THIS NATIONALIST diplomacy bred considerable anxiety among America’s allies in East Asia. Did Washington have the will to sustain its strategic presence and balance China’s rise? A robust U.S. diplomatic response was in order. But the United States went too far, challenging China’s security on its continental periphery, creating the potential for protracted great-power security conflict and heightened regional instability.

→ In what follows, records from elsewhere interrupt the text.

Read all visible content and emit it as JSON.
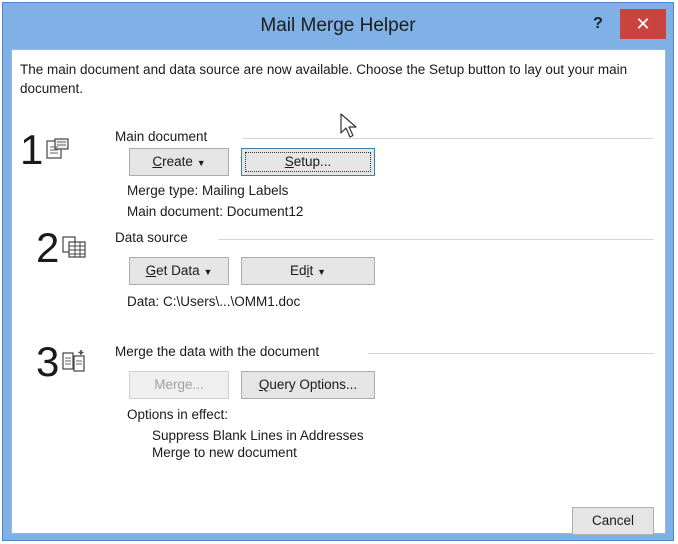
{
  "window": {
    "title": "Mail Merge Helper",
    "help_label": "?",
    "close_label": "✕"
  },
  "intro": "The main document and data source are now available. Choose the Setup button to lay out your main document.",
  "step1": {
    "number": "1",
    "title": "Main document",
    "create_label": "Create",
    "create_accel": "C",
    "create_rest": "reate",
    "setup_accel": "S",
    "setup_rest": "etup...",
    "merge_type": "Merge type:  Mailing Labels",
    "main_document": "Main document:  Document12"
  },
  "step2": {
    "number": "2",
    "title": "Data source",
    "getdata_accel": "G",
    "getdata_rest": "et Data",
    "edit_pre": "Ed",
    "edit_accel": "i",
    "edit_post": "t",
    "data_text": "Data:  C:\\Users\\...\\OMM1.doc"
  },
  "step3": {
    "number": "3",
    "title": "Merge the data with the document",
    "merge_label": "Merge...",
    "query_accel": "Q",
    "query_rest": "uery Options...",
    "options_label": "Options in effect:",
    "options": [
      "Suppress Blank Lines in Addresses",
      "Merge to new document"
    ]
  },
  "footer": {
    "cancel_label": "Cancel"
  },
  "colors": {
    "titlebar": "#7fb1e7",
    "close": "#c9433f",
    "button_face": "#e5e5e5"
  },
  "icons": {
    "step1": "main-document-icon",
    "step2": "data-source-icon",
    "step3": "merge-icon",
    "dropdown": "dropdown-arrow-icon",
    "cursor": "mouse-pointer-icon"
  }
}
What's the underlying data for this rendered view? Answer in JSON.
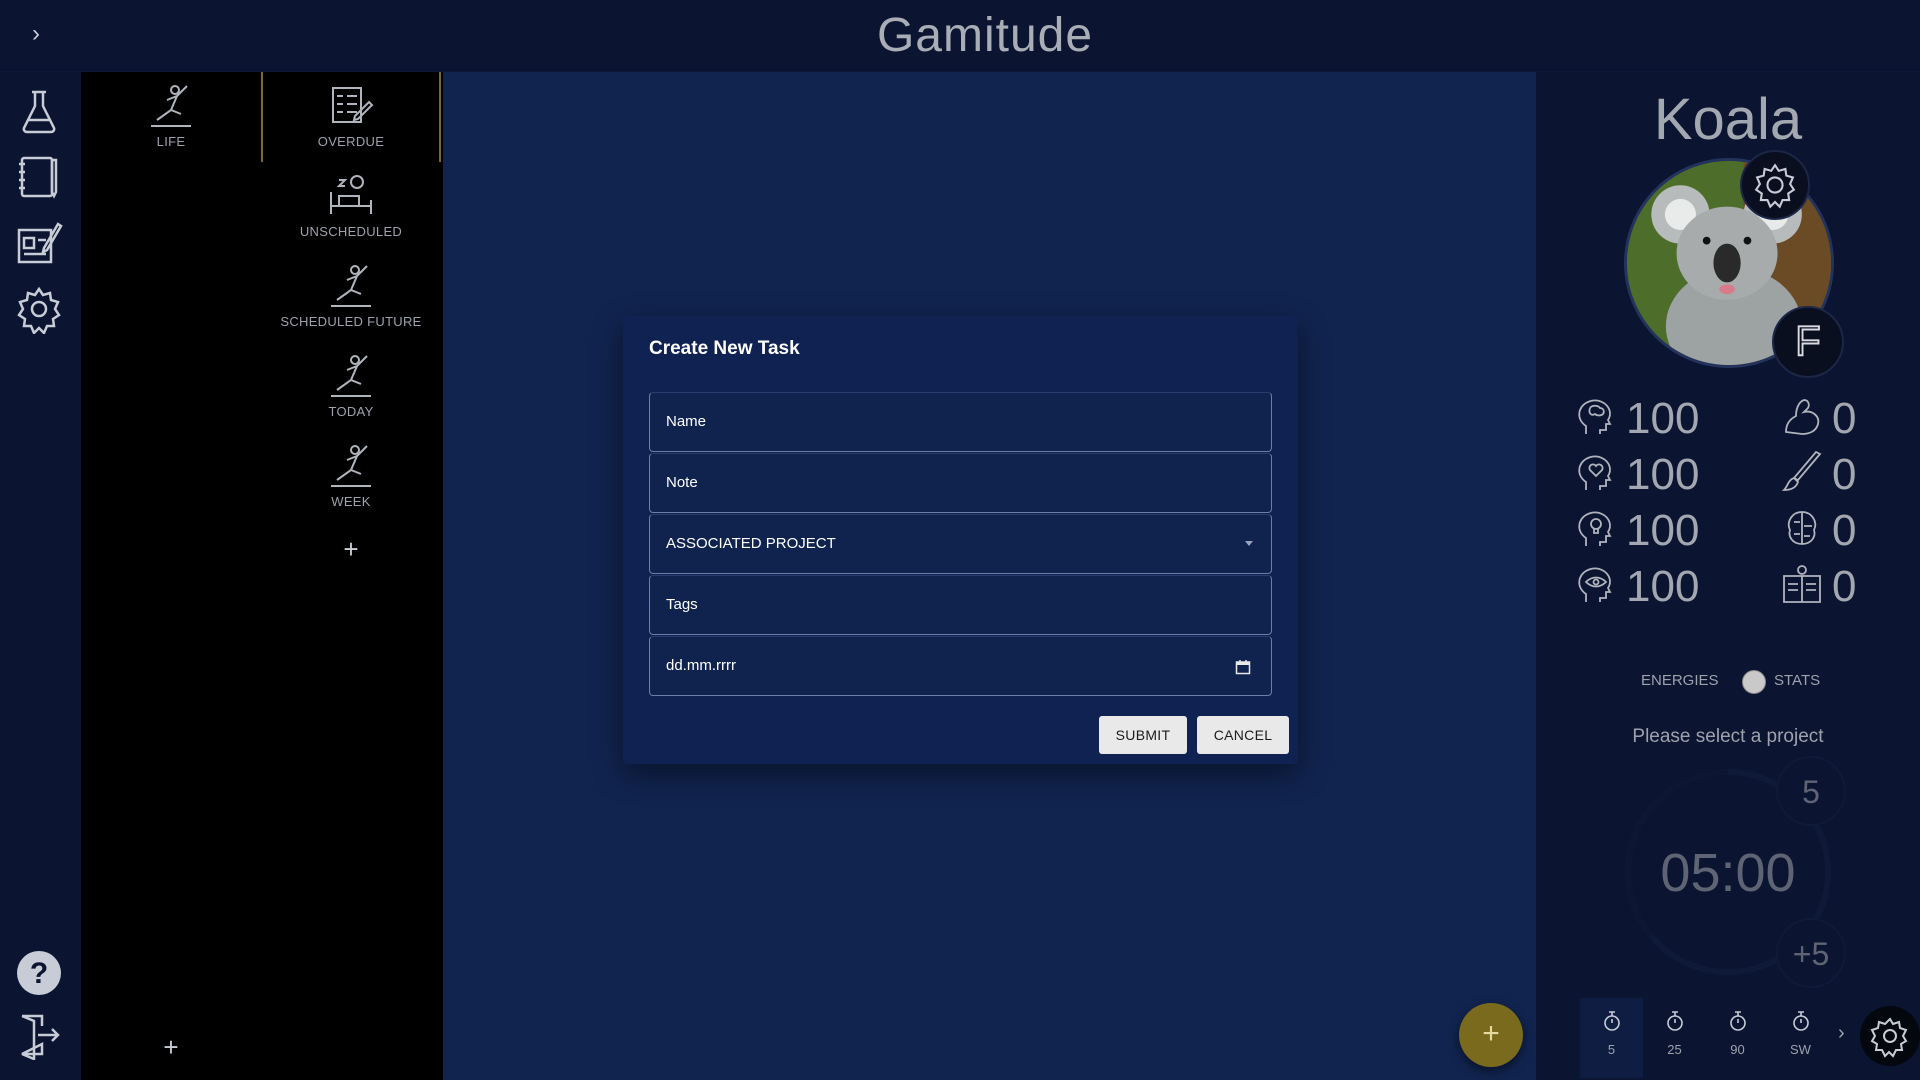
{
  "app": {
    "title": "Gamitude"
  },
  "rail": {
    "icons": [
      "flask-icon",
      "notebook-icon",
      "task-sheet-icon",
      "gear-icon",
      "help-icon",
      "logout-icon"
    ]
  },
  "projects": {
    "left": [
      {
        "label": "LIFE",
        "icon": "climber-icon"
      }
    ],
    "right": [
      {
        "label": "OVERDUE",
        "icon": "checklist-icon"
      },
      {
        "label": "UNSCHEDULED",
        "icon": "sleeping-icon"
      },
      {
        "label": "SCHEDULED FUTURE",
        "icon": "climber-icon"
      },
      {
        "label": "TODAY",
        "icon": "climber-icon"
      },
      {
        "label": "WEEK",
        "icon": "climber-icon"
      }
    ],
    "add_symbol": "+"
  },
  "dialog": {
    "title": "Create New Task",
    "fields": {
      "name": "Name",
      "note": "Note",
      "project": "ASSOCIATED PROJECT",
      "tags": "Tags",
      "date": "dd.mm.rrrr"
    },
    "submit_label": "SUBMIT",
    "cancel_label": "CANCEL"
  },
  "fab": {
    "label": "+"
  },
  "profile": {
    "name": "Koala",
    "rank_letter": "F",
    "energies": [
      {
        "icon": "brain-head-icon",
        "value": "100"
      },
      {
        "icon": "heart-head-icon",
        "value": "100"
      },
      {
        "icon": "lightbulb-head-icon",
        "value": "100"
      },
      {
        "icon": "eye-head-icon",
        "value": "100"
      }
    ],
    "stats": [
      {
        "icon": "muscle-icon",
        "value": "0"
      },
      {
        "icon": "brush-icon",
        "value": "0"
      },
      {
        "icon": "brain-circuit-icon",
        "value": "0"
      },
      {
        "icon": "book-icon",
        "value": "0"
      }
    ],
    "toggle": {
      "left_label": "ENERGIES",
      "right_label": "STATS"
    },
    "prompt": "Please select a project",
    "timer": {
      "time": "05:00",
      "top_bubble": "5",
      "bottom_bubble": "+5"
    },
    "presets": [
      "5",
      "25",
      "90",
      "SW"
    ],
    "next_symbol": "›"
  },
  "topbar": {
    "expand_symbol": "›"
  }
}
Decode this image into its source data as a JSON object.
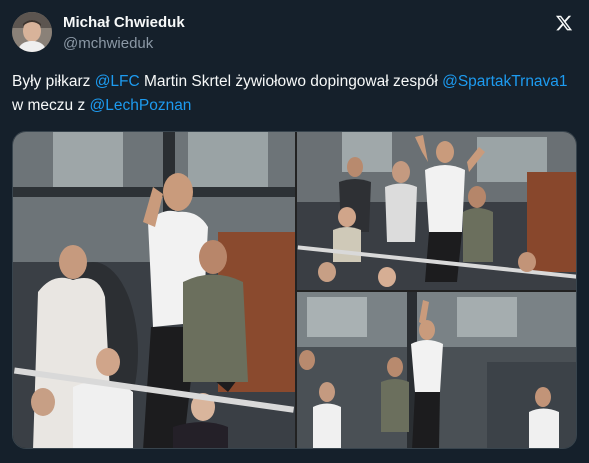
{
  "author": {
    "display_name": "Michał Chwieduk",
    "handle": "@mchwieduk"
  },
  "tweet": {
    "segments": [
      {
        "type": "text",
        "text": "Były piłkarz "
      },
      {
        "type": "mention",
        "text": "@LFC"
      },
      {
        "type": "text",
        "text": " Martin Skrtel żywiołowo dopingował zespół "
      },
      {
        "type": "mention",
        "text": "@SpartakTrnava1"
      },
      {
        "type": "text",
        "text": " w meczu z "
      },
      {
        "type": "mention",
        "text": "@LechPoznan"
      }
    ]
  },
  "media": {
    "photos": [
      {
        "name": "photo-main"
      },
      {
        "name": "photo-top-right"
      },
      {
        "name": "photo-bottom-right"
      }
    ]
  },
  "icons": {
    "brand": "x-logo-icon"
  },
  "colors": {
    "background": "#15202b",
    "text": "#f7f9f9",
    "secondary": "#8b98a5",
    "link": "#1d9bf0",
    "border": "#38444d"
  }
}
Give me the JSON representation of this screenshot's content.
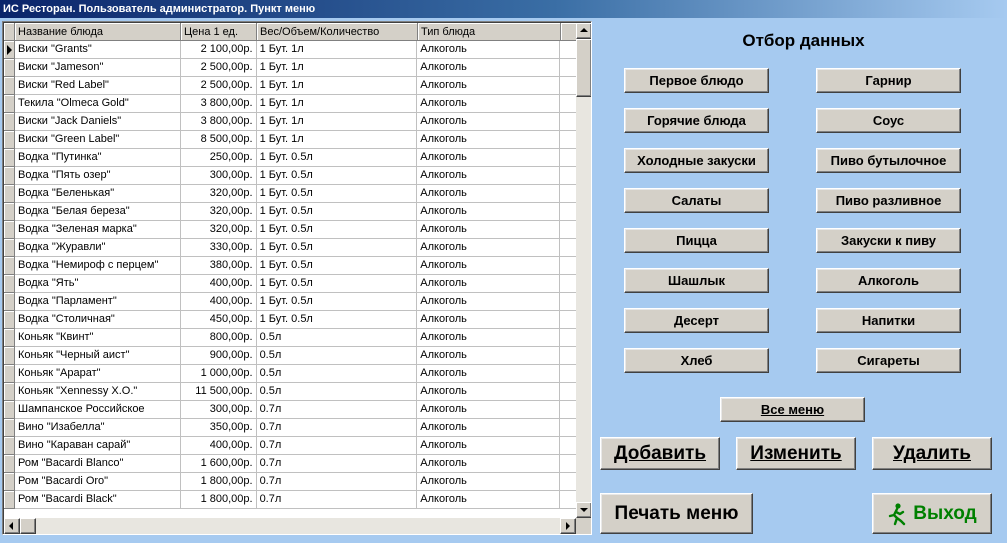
{
  "window": {
    "title": "ИС Ресторан. Пользователь администратор. Пункт меню"
  },
  "grid": {
    "columns": [
      "Название блюда",
      "Цена 1 ед.",
      "Вес/Объем/Количество",
      "Тип блюда"
    ],
    "current_row": 0,
    "rows": [
      [
        "Виски \"Grants\"",
        "2 100,00р.",
        "1 Бут. 1л",
        "Алкоголь"
      ],
      [
        "Виски \"Jameson\"",
        "2 500,00р.",
        "1 Бут. 1л",
        "Алкоголь"
      ],
      [
        "Виски \"Red Label\"",
        "2 500,00р.",
        "1 Бут. 1л",
        "Алкоголь"
      ],
      [
        "Текила \"Olmeca Gold\"",
        "3 800,00р.",
        "1 Бут. 1л",
        "Алкоголь"
      ],
      [
        "Виски \"Jack Daniels\"",
        "3 800,00р.",
        "1 Бут. 1л",
        "Алкоголь"
      ],
      [
        "Виски \"Green Label\"",
        "8 500,00р.",
        "1 Бут. 1л",
        "Алкоголь"
      ],
      [
        "Водка \"Путинка\"",
        "250,00р.",
        "1 Бут. 0.5л",
        "Алкоголь"
      ],
      [
        "Водка \"Пять озер\"",
        "300,00р.",
        "1 Бут. 0.5л",
        "Алкоголь"
      ],
      [
        "Водка \"Беленькая\"",
        "320,00р.",
        "1 Бут. 0.5л",
        "Алкоголь"
      ],
      [
        "Водка \"Белая береза\"",
        "320,00р.",
        "1 Бут. 0.5л",
        "Алкоголь"
      ],
      [
        "Водка \"Зеленая марка\"",
        "320,00р.",
        "1 Бут. 0.5л",
        "Алкоголь"
      ],
      [
        "Водка \"Журавли\"",
        "330,00р.",
        "1 Бут. 0.5л",
        "Алкоголь"
      ],
      [
        "Водка \"Немироф с перцем\"",
        "380,00р.",
        "1 Бут. 0.5л",
        "Алкоголь"
      ],
      [
        "Водка \"Ять\"",
        "400,00р.",
        "1 Бут. 0.5л",
        "Алкоголь"
      ],
      [
        "Водка \"Парламент\"",
        "400,00р.",
        "1 Бут. 0.5л",
        "Алкоголь"
      ],
      [
        "Водка \"Столичная\"",
        "450,00р.",
        "1 Бут. 0.5л",
        "Алкоголь"
      ],
      [
        "Коньяк \"Квинт\"",
        "800,00р.",
        "0.5л",
        "Алкоголь"
      ],
      [
        "Коньяк \"Черный аист\"",
        "900,00р.",
        "0.5л",
        "Алкоголь"
      ],
      [
        "Коньяк \"Арарат\"",
        "1 000,00р.",
        "0.5л",
        "Алкоголь"
      ],
      [
        "Коньяк \"Xennessy X.O.\"",
        "11 500,00р.",
        "0.5л",
        "Алкоголь"
      ],
      [
        "Шампанское Российское",
        "300,00р.",
        "0.7л",
        "Алкоголь"
      ],
      [
        "Вино \"Изабелла\"",
        "350,00р.",
        "0.7л",
        "Алкоголь"
      ],
      [
        "Вино \"Караван сарай\"",
        "400,00р.",
        "0.7л",
        "Алкоголь"
      ],
      [
        "Ром \"Bacardi Blanco\"",
        "1 600,00р.",
        "0.7л",
        "Алкоголь"
      ],
      [
        "Ром \"Bacardi Oro\"",
        "1 800,00р.",
        "0.7л",
        "Алкоголь"
      ],
      [
        "Ром \"Bacardi Black\"",
        "1 800,00р.",
        "0.7л",
        "Алкоголь"
      ]
    ]
  },
  "filter_panel": {
    "title": "Отбор данных",
    "buttons": [
      "Первое блюдо",
      "Гарнир",
      "Горячие блюда",
      "Соус",
      "Холодные закуски",
      "Пиво бутылочное",
      "Салаты",
      "Пиво разливное",
      "Пицца",
      "Закуски к пиву",
      "Шашлык",
      "Алкоголь",
      "Десерт",
      "Напитки",
      "Хлеб",
      "Сигареты"
    ],
    "all_menu": "Все меню"
  },
  "actions": {
    "add": "Добавить",
    "edit": "Изменить",
    "delete": "Удалить",
    "print": "Печать меню",
    "exit": "Выход"
  }
}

Following the North Korean sinking of the South Korean naval ship Cheonan in March 2010 and China’s failure to publicly condemn Pyongyang for the attack, the United States developed a series of effective initiatives in maritime East Asia designed to reaffirm its resolve to contend with the rise of China. Many of these initiatives were necessary and constructive. In late June, for the first time since the end of the Cold War, three U.S. nuclear-powered submarines surfaced simultaneously in Asian ports. In July 2010, during former secretary of defense Robert Gates’s visit to Jakarta, the United States agreed to expand military cooperation with Indonesia. In November, during Secretary of State Hillary Clinton’s trip to New Zealand, the United States agreed to reestablish full military cooperation with the Pacific island nation, despite New Zealand’s ban on visits by nuclear-powered ships to its ports. The United States expanded military relations with the Philippines and strengthened its commitment to the protection of Japan. During Sino-Japanese tension over the fishing-boat-captain incident, Hillary Clinton stated that the U.S.-Japan defense treaty covered military contingencies involving the disputed Senkaku Islands administered by Japan but also claimed by China. Subsequent to the release of the captain, Washington and Tokyo carried out their largest-ever joint naval exercise. Here then was a strong America reassuring its allies—this may have encroached on China’s grand ambitions, but it was an expected and appropriate response.Image: Pullquote: Beginning in early 2009, China committed a series of diplomatic blunders that ultimately elicited a near-universal condemnation of Chinese diplomacy.Essay Types: Essay